The latest row engulfing Formula 1 could end up going before another hearing after Red Bull and Ferrari launched official protests against Mercedes, alleging the team breached rules by conducting in-season tyre testing with Pirelli following the Spanish Grand Prix two weeks ago.
The three teams and Pirelli answered questions from stewards following the Monaco GP on Sunday, which was won from pole position by Mercedes driver Nico Rosberg ahead of Red Bull pair Sebastian Vettel and Mark Webber.
Following the hearing, motorsport's governing body said in a statement that "the stewards (present) will write a report to the FIA who may bring the matter before the International Tribunal."
The FIA gave no further details when this might happen. The next race is in two weeks' time in Canada. In a further statement, the FIA warned Mercedes over its conduct and said its tribunal "may decide to inflict penalties that would supersede any penalty the stewards of the meeting may have issued."
Earlier, the team principals of Red Bull and Lotus -- which did not lodge a formal protest -- expressed their annoyance at what they felt was secretive testing by Mercedes.
"We feel it's not in line with the rules," Red Bull's Christian Horner said. "We just want clarity."
Mercedes has been fast in qualifying -- securing a fourth straight pole for Monaco -- but had struggled with durability during races and Rosberg's win was its first of the season.
Rosberg would not be drawn on the issue, saying only "you'll have to ask Pirelli about this issue. I don't want to comment" but Mercedes team principal Ross Brawn spoke up.
"It wasn't a secret test," Brawn said. "It was up to Pirelli to spread the information. It wasn't up to us, it was their test. Pirelli has been asking teams to help them out for 12 months and people haven't been supporting them."
Mercedes' motorsport director Toto Wolff backed that view.
"Everybody speaks about everything these days," Wolff said. "We left everything there, the garage, the buses, the trucks, all the engineering offices. Nothing was secret."
Like Horner, Lotus principal Eric Boullier underlined that the testing fell outside of regulations.
"At the end of the day it's a breach of the sporting code," he said, adding that he found out about the tests on Saturday night. "If they did it, I think it is maybe because they think they could get an advantage."
In agreement with Mercedes, Pirelli conducted those tests after the race in Barcelona.
Although this is not strictly permitted under the sport's rules, there is a grey area because Pirelli insists its contract allows it to conduct private tests with teams under special circumstances.
"It's a situation we need clarification on," Horner said.
Boullier backed him up by saying that, even if there was an agreement in place, it was still unfair on other teams.

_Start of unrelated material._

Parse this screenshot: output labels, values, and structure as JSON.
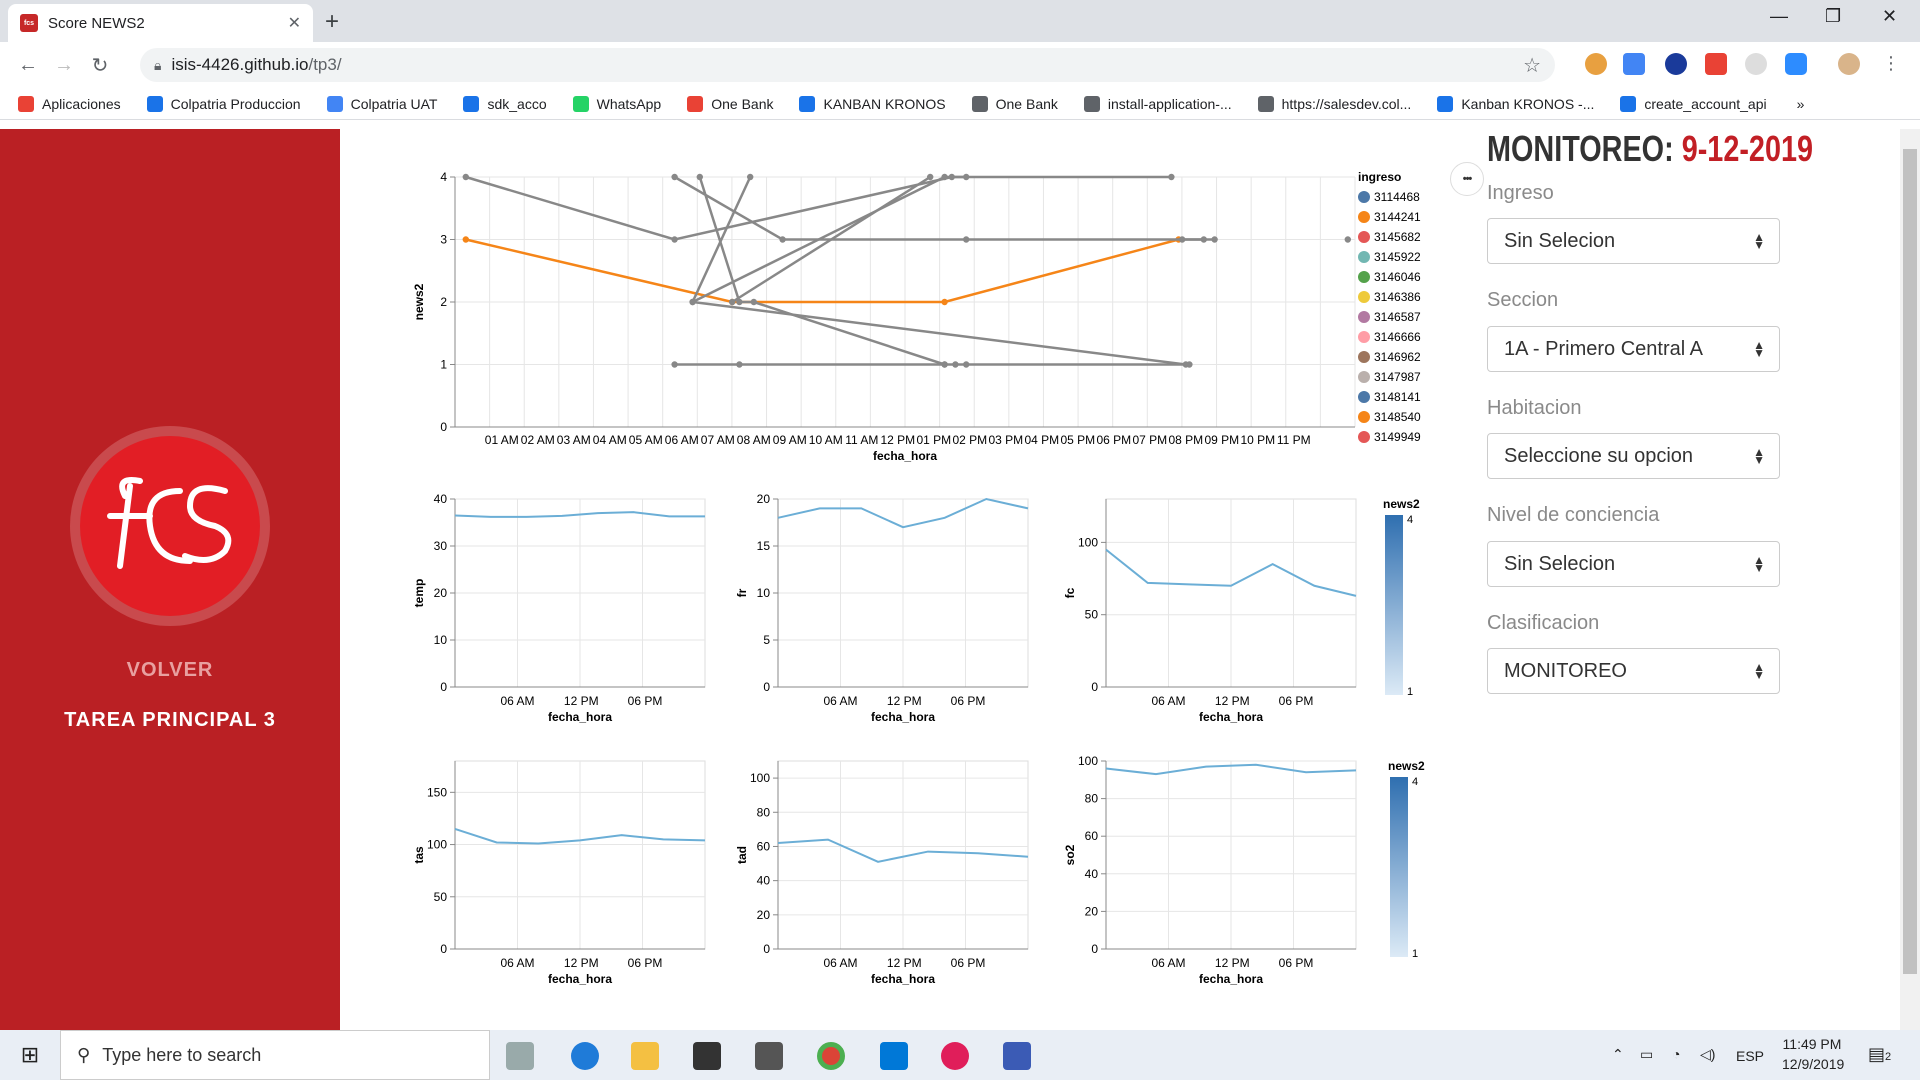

"Whatever permission is given, it should be allowed to everybody, or at least to make it aware to everybody and not testing on your own somewhere," Boullier said, adding that Pirelli had not offered Lotus the same opportunity -- although Lotus has been one of the rare teams not to heavily criticize Pirelli's fast-degrading tyres this season.
Pirelli's head of motorsport, Paul Hembery, maintains there has been no wrongdoing.
"We are allowed to do a 1,000-kilometre tyre test with any team," he said prior to the race. "In the World Rally Championship contract it's exactly the same. We can do it with a representative car."
The FIA confirmed that it had been approached by Pirelli earlier this month, but that the agreement for private testing only applies if "every team is offered the opportunity" to do likewise, which is not the case.
"The FIA received no further information about a possible test from Pirelli or from Mercedes," the FIA said. "Furthermore, the FIA received no confirmation that all teams had been given an opportunity to take part in this test."
Hembery said the testing was to look at possibilities to develop next year's tyres -- providing Pirelli is still the official manufacturer -- and in no way gave Mercedes any advantage for Monaco.
"Absolutely not, because it's no relevance to what's happening here," he said. "Mercedes haven't a clue what on earth we were testing in reality."
Pirelli has been under pressure in recent weeks because of its shredding tyres -- with nearly 80 pit stops at the Spanish GP leading to chaotic scenes.
Horner and championship leader Vettel have been the fiercest critics, and the Italian manufacturer still does not have the backing of all teams -- or any word from the FIA -- over a new contract for next season. Pirelli has pledged to make modifications at next month's race in Montreal.
The fact that Mercedes has been struggling for race pace, and that Pirelli has been trying to improve the resistance of its tyres, seemingly gives extra meaning to the private testing.
"They've both cars on the front row of the grid, so it's not hurt," Horner said.
However, Mercedes had been the best in qualifying in the three races before the tests, anyway.